## Work to complete
Look through the listing underneath for "JSON", and copy every line that has it.

## Data records
____________

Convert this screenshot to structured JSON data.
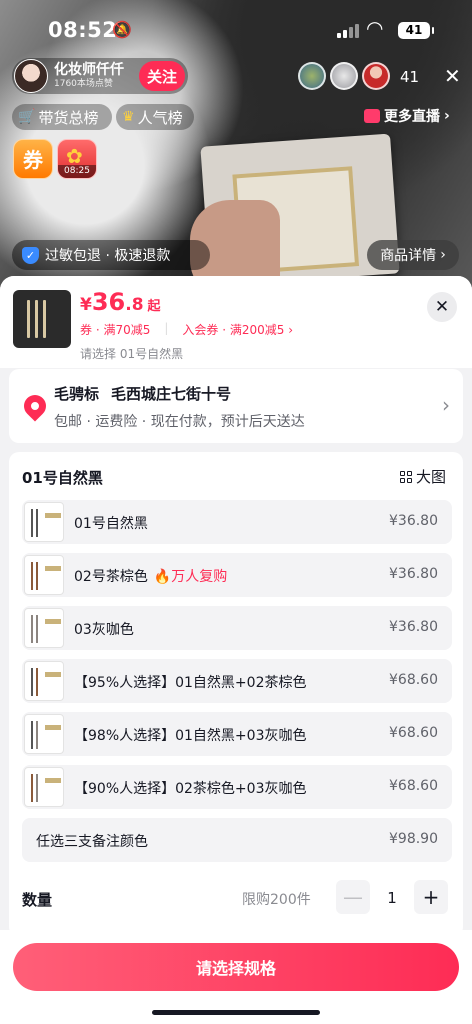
{
  "status_bar": {
    "time": "08:52",
    "battery": "41"
  },
  "live": {
    "anchor_name": "化妆师仟仟",
    "anchor_likes": "1760本场点赞",
    "follow_label": "关注",
    "viewer_count": "41",
    "close_icon": "close-icon",
    "sales_rank": "带货总榜",
    "popularity_rank": "人气榜",
    "more_live": "更多直播",
    "coupon_badge": "券",
    "gift_timer": "08:25",
    "promise": "过敏包退 · 极速退款",
    "product_detail": "商品详情"
  },
  "sku": {
    "currency": "¥",
    "price_int": "36",
    "price_dec": ".8",
    "price_suffix": "起",
    "coupon1": "券 · 满70减5",
    "coupon2": "入会券 · 满200减5 ›",
    "selected_tip": "请选择 01号自然黑",
    "close": "✕"
  },
  "address": {
    "name": "毛骋标",
    "detail": "毛西城庄七街十号",
    "shipping": "包邮 · 运费险 · 现在付款，预计后天送达"
  },
  "spec": {
    "title": "01号自然黑",
    "big_view": "大图",
    "options": [
      {
        "name": "01号自然黑",
        "tag": "",
        "price": "¥36.80"
      },
      {
        "name": "02号茶棕色",
        "tag": "🔥万人复购",
        "price": "¥36.80"
      },
      {
        "name": "03灰咖色",
        "tag": "",
        "price": "¥36.80"
      },
      {
        "name": "【95%人选择】01自然黑+02茶棕色",
        "tag": "",
        "price": "¥68.60"
      },
      {
        "name": "【98%人选择】01自然黑+03灰咖色",
        "tag": "",
        "price": "¥68.60"
      },
      {
        "name": "【90%人选择】02茶棕色+03灰咖色",
        "tag": "",
        "price": "¥68.60"
      },
      {
        "name": "任选三支备注颜色",
        "tag": "",
        "price": "¥98.90"
      }
    ]
  },
  "quantity": {
    "label": "数量",
    "limit": "限购200件",
    "minus": "—",
    "value": "1",
    "plus": "+"
  },
  "cta_label": "请选择规格",
  "colors": {
    "brand": "#fe2c55",
    "sheet_bg": "#f2f2f4"
  }
}
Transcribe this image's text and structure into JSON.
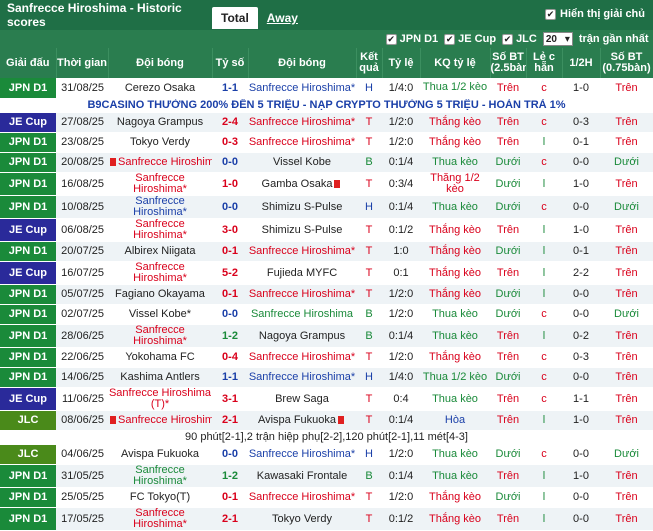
{
  "header": {
    "title": "Sanfrecce Hiroshima - Historic scores",
    "tabs": [
      {
        "label": "Total"
      },
      {
        "label": "Away"
      }
    ],
    "option_label": "Hiển thị giải chủ"
  },
  "filters": {
    "jpn": "JPN D1",
    "jec": "JE Cup",
    "jlc": "JLC",
    "select_value": "20",
    "suffix": "trận gần nhất"
  },
  "columns": {
    "league": "Giải đấu",
    "time": "Thời gian",
    "home": "Đội bóng",
    "score": "Tỷ số",
    "away": "Đội bóng",
    "result": "Kết quả",
    "odds": "Tỷ lệ",
    "odds_result": "KQ tỷ lệ",
    "goals": "Số BT (2.5bàn)",
    "oe": "Lẻ c hẵn",
    "half": "1/2H",
    "goals2": "Số BT (0.75bàn)"
  },
  "banner": "B9CASINO THƯỞNG 200% ĐẾN 5 TRIỆU - NẠP CRYPTO THƯỞNG 5 TRIỆU - HOÀN TRẢ 1%",
  "note": "90 phút[2-1],2 trận hiệp phụ[2-2],120 phút[2-1],11 mét[4-3]",
  "colors": {
    "jpn": "#1a8a3a",
    "jec": "#2a2a9a",
    "jlc": "#4a8a1a"
  },
  "rows": [
    {
      "league": "JPN D1",
      "lc": "jpn",
      "date": "31/08/25",
      "home": "Cerezo Osaka",
      "hc": "",
      "score": "1-1",
      "sc": "blue",
      "away": "Sanfrecce Hiroshima*",
      "ac": "blue",
      "res": "H",
      "rc": "blue",
      "odds": "1/4:0",
      "kq": "Thua 1/2 kèo",
      "kc": "green",
      "g": "Trên",
      "gc": "red",
      "oe": "c",
      "oc": "red",
      "h": "1-0",
      "g2": "Trên",
      "g2c": "red"
    },
    {
      "league": "JE Cup",
      "lc": "jec",
      "date": "27/08/25",
      "home": "Nagoya Grampus",
      "hc": "",
      "score": "2-4",
      "sc": "red",
      "away": "Sanfrecce Hiroshima*",
      "ac": "red",
      "res": "T",
      "rc": "red",
      "odds": "1/2:0",
      "kq": "Thắng kèo",
      "kc": "red",
      "g": "Trên",
      "gc": "red",
      "oe": "c",
      "oc": "red",
      "h": "0-3",
      "g2": "Trên",
      "g2c": "red"
    },
    {
      "league": "JPN D1",
      "lc": "jpn",
      "date": "23/08/25",
      "home": "Tokyo Verdy",
      "hc": "",
      "score": "0-3",
      "sc": "red",
      "away": "Sanfrecce Hiroshima*",
      "ac": "red",
      "res": "T",
      "rc": "red",
      "odds": "1/2:0",
      "kq": "Thắng kèo",
      "kc": "red",
      "g": "Trên",
      "gc": "red",
      "oe": "l",
      "oc": "green",
      "h": "0-1",
      "g2": "Trên",
      "g2c": "red"
    },
    {
      "league": "JPN D1",
      "lc": "jpn",
      "date": "20/08/25",
      "home": "Sanfrecce Hiroshima",
      "hc": "red",
      "hcard": "red",
      "score": "0-0",
      "sc": "blue",
      "away": "Vissel Kobe",
      "ac": "",
      "res": "B",
      "rc": "green",
      "odds": "0:1/4",
      "kq": "Thua kèo",
      "kc": "green",
      "g": "Dưới",
      "gc": "green",
      "oe": "c",
      "oc": "red",
      "h": "0-0",
      "g2": "Dưới",
      "g2c": "green"
    },
    {
      "league": "JPN D1",
      "lc": "jpn",
      "date": "16/08/25",
      "home": "Sanfrecce Hiroshima*",
      "hc": "red",
      "score": "1-0",
      "sc": "red",
      "away": "Gamba Osaka",
      "ac": "",
      "acard": "red",
      "res": "T",
      "rc": "red",
      "odds": "0:3/4",
      "kq": "Thắng 1/2 kèo",
      "kc": "red",
      "g": "Dưới",
      "gc": "green",
      "oe": "l",
      "oc": "green",
      "h": "1-0",
      "g2": "Trên",
      "g2c": "red"
    },
    {
      "league": "JPN D1",
      "lc": "jpn",
      "date": "10/08/25",
      "home": "Sanfrecce Hiroshima*",
      "hc": "blue",
      "score": "0-0",
      "sc": "blue",
      "away": "Shimizu S-Pulse",
      "ac": "",
      "res": "H",
      "rc": "blue",
      "odds": "0:1/4",
      "kq": "Thua kèo",
      "kc": "green",
      "g": "Dưới",
      "gc": "green",
      "oe": "c",
      "oc": "red",
      "h": "0-0",
      "g2": "Dưới",
      "g2c": "green"
    },
    {
      "league": "JE Cup",
      "lc": "jec",
      "date": "06/08/25",
      "home": "Sanfrecce Hiroshima*",
      "hc": "red",
      "score": "3-0",
      "sc": "red",
      "away": "Shimizu S-Pulse",
      "ac": "",
      "res": "T",
      "rc": "red",
      "odds": "0:1/2",
      "kq": "Thắng kèo",
      "kc": "red",
      "g": "Trên",
      "gc": "red",
      "oe": "l",
      "oc": "green",
      "h": "1-0",
      "g2": "Trên",
      "g2c": "red"
    },
    {
      "league": "JPN D1",
      "lc": "jpn",
      "date": "20/07/25",
      "home": "Albirex Niigata",
      "hc": "",
      "score": "0-1",
      "sc": "red",
      "away": "Sanfrecce Hiroshima*",
      "ac": "red",
      "res": "T",
      "rc": "red",
      "odds": "1:0",
      "kq": "Thắng kèo",
      "kc": "red",
      "g": "Dưới",
      "gc": "green",
      "oe": "l",
      "oc": "green",
      "h": "0-1",
      "g2": "Trên",
      "g2c": "red"
    },
    {
      "league": "JE Cup",
      "lc": "jec",
      "date": "16/07/25",
      "home": "Sanfrecce Hiroshima*",
      "hc": "red",
      "score": "5-2",
      "sc": "red",
      "away": "Fujieda MYFC",
      "ac": "",
      "res": "T",
      "rc": "red",
      "odds": "0:1",
      "kq": "Thắng kèo",
      "kc": "red",
      "g": "Trên",
      "gc": "red",
      "oe": "l",
      "oc": "green",
      "h": "2-2",
      "g2": "Trên",
      "g2c": "red"
    },
    {
      "league": "JPN D1",
      "lc": "jpn",
      "date": "05/07/25",
      "home": "Fagiano Okayama",
      "hc": "",
      "score": "0-1",
      "sc": "red",
      "away": "Sanfrecce Hiroshima*",
      "ac": "red",
      "res": "T",
      "rc": "red",
      "odds": "1/2:0",
      "kq": "Thắng kèo",
      "kc": "red",
      "g": "Dưới",
      "gc": "green",
      "oe": "l",
      "oc": "green",
      "h": "0-0",
      "g2": "Trên",
      "g2c": "red"
    },
    {
      "league": "JPN D1",
      "lc": "jpn",
      "date": "02/07/25",
      "home": "Vissel Kobe*",
      "hc": "",
      "score": "0-0",
      "sc": "blue",
      "away": "Sanfrecce Hiroshima",
      "ac": "green",
      "res": "B",
      "rc": "green",
      "odds": "1/2:0",
      "kq": "Thua kèo",
      "kc": "green",
      "g": "Dưới",
      "gc": "green",
      "oe": "c",
      "oc": "red",
      "h": "0-0",
      "g2": "Dưới",
      "g2c": "green"
    },
    {
      "league": "JPN D1",
      "lc": "jpn",
      "date": "28/06/25",
      "home": "Sanfrecce Hiroshima*",
      "hc": "red",
      "score": "1-2",
      "sc": "green",
      "away": "Nagoya Grampus",
      "ac": "",
      "res": "B",
      "rc": "green",
      "odds": "0:1/4",
      "kq": "Thua kèo",
      "kc": "green",
      "g": "Trên",
      "gc": "red",
      "oe": "l",
      "oc": "green",
      "h": "0-2",
      "g2": "Trên",
      "g2c": "red"
    },
    {
      "league": "JPN D1",
      "lc": "jpn",
      "date": "22/06/25",
      "home": "Yokohama FC",
      "hc": "",
      "score": "0-4",
      "sc": "red",
      "away": "Sanfrecce Hiroshima*",
      "ac": "red",
      "res": "T",
      "rc": "red",
      "odds": "1/2:0",
      "kq": "Thắng kèo",
      "kc": "red",
      "g": "Trên",
      "gc": "red",
      "oe": "c",
      "oc": "red",
      "h": "0-3",
      "g2": "Trên",
      "g2c": "red"
    },
    {
      "league": "JPN D1",
      "lc": "jpn",
      "date": "14/06/25",
      "home": "Kashima Antlers",
      "hc": "",
      "score": "1-1",
      "sc": "blue",
      "away": "Sanfrecce Hiroshima*",
      "ac": "blue",
      "res": "H",
      "rc": "blue",
      "odds": "1/4:0",
      "kq": "Thua 1/2 kèo",
      "kc": "green",
      "g": "Dưới",
      "gc": "green",
      "oe": "c",
      "oc": "red",
      "h": "0-0",
      "g2": "Trên",
      "g2c": "red"
    },
    {
      "league": "JE Cup",
      "lc": "jec",
      "date": "11/06/25",
      "home": "Sanfrecce Hiroshima (T)*",
      "hc": "red",
      "score": "3-1",
      "sc": "red",
      "away": "Brew Saga",
      "ac": "",
      "res": "T",
      "rc": "red",
      "odds": "0:4",
      "kq": "Thua kèo",
      "kc": "green",
      "g": "Trên",
      "gc": "red",
      "oe": "c",
      "oc": "red",
      "h": "1-1",
      "g2": "Trên",
      "g2c": "red"
    },
    {
      "league": "JLC",
      "lc": "jlc",
      "date": "08/06/25",
      "home": "Sanfrecce Hiroshima",
      "hc": "red",
      "hcard": "red",
      "score": "2-1",
      "sc": "red",
      "away": "Avispa Fukuoka",
      "ac": "",
      "acard": "red",
      "res": "T",
      "rc": "red",
      "odds": "0:1/4",
      "kq": "Hòa",
      "kc": "blue",
      "g": "Trên",
      "gc": "red",
      "oe": "l",
      "oc": "green",
      "h": "1-0",
      "g2": "Trên",
      "g2c": "red"
    },
    {
      "league": "JLC",
      "lc": "jlc",
      "date": "04/06/25",
      "home": "Avispa Fukuoka",
      "hc": "",
      "score": "0-0",
      "sc": "blue",
      "away": "Sanfrecce Hiroshima*",
      "ac": "blue",
      "res": "H",
      "rc": "blue",
      "odds": "1/2:0",
      "kq": "Thua kèo",
      "kc": "green",
      "g": "Dưới",
      "gc": "green",
      "oe": "c",
      "oc": "red",
      "h": "0-0",
      "g2": "Dưới",
      "g2c": "green"
    },
    {
      "league": "JPN D1",
      "lc": "jpn",
      "date": "31/05/25",
      "home": "Sanfrecce Hiroshima*",
      "hc": "green",
      "score": "1-2",
      "sc": "green",
      "away": "Kawasaki Frontale",
      "ac": "",
      "res": "B",
      "rc": "green",
      "odds": "0:1/4",
      "kq": "Thua kèo",
      "kc": "green",
      "g": "Trên",
      "gc": "red",
      "oe": "l",
      "oc": "green",
      "h": "1-0",
      "g2": "Trên",
      "g2c": "red"
    },
    {
      "league": "JPN D1",
      "lc": "jpn",
      "date": "25/05/25",
      "home": "FC Tokyo(T)",
      "hc": "",
      "score": "0-1",
      "sc": "red",
      "away": "Sanfrecce Hiroshima*",
      "ac": "red",
      "res": "T",
      "rc": "red",
      "odds": "1/2:0",
      "kq": "Thắng kèo",
      "kc": "red",
      "g": "Dưới",
      "gc": "green",
      "oe": "l",
      "oc": "green",
      "h": "0-0",
      "g2": "Trên",
      "g2c": "red"
    },
    {
      "league": "JPN D1",
      "lc": "jpn",
      "date": "17/05/25",
      "home": "Sanfrecce Hiroshima*",
      "hc": "red",
      "score": "2-1",
      "sc": "red",
      "away": "Tokyo Verdy",
      "ac": "",
      "res": "T",
      "rc": "red",
      "odds": "0:1/2",
      "kq": "Thắng kèo",
      "kc": "red",
      "g": "Trên",
      "gc": "red",
      "oe": "l",
      "oc": "green",
      "h": "0-0",
      "g2": "Trên",
      "g2c": "red"
    }
  ]
}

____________

## Problem solution
Convert this screenshot to structured JSON data.
Transcribe this image's text and structure into JSON.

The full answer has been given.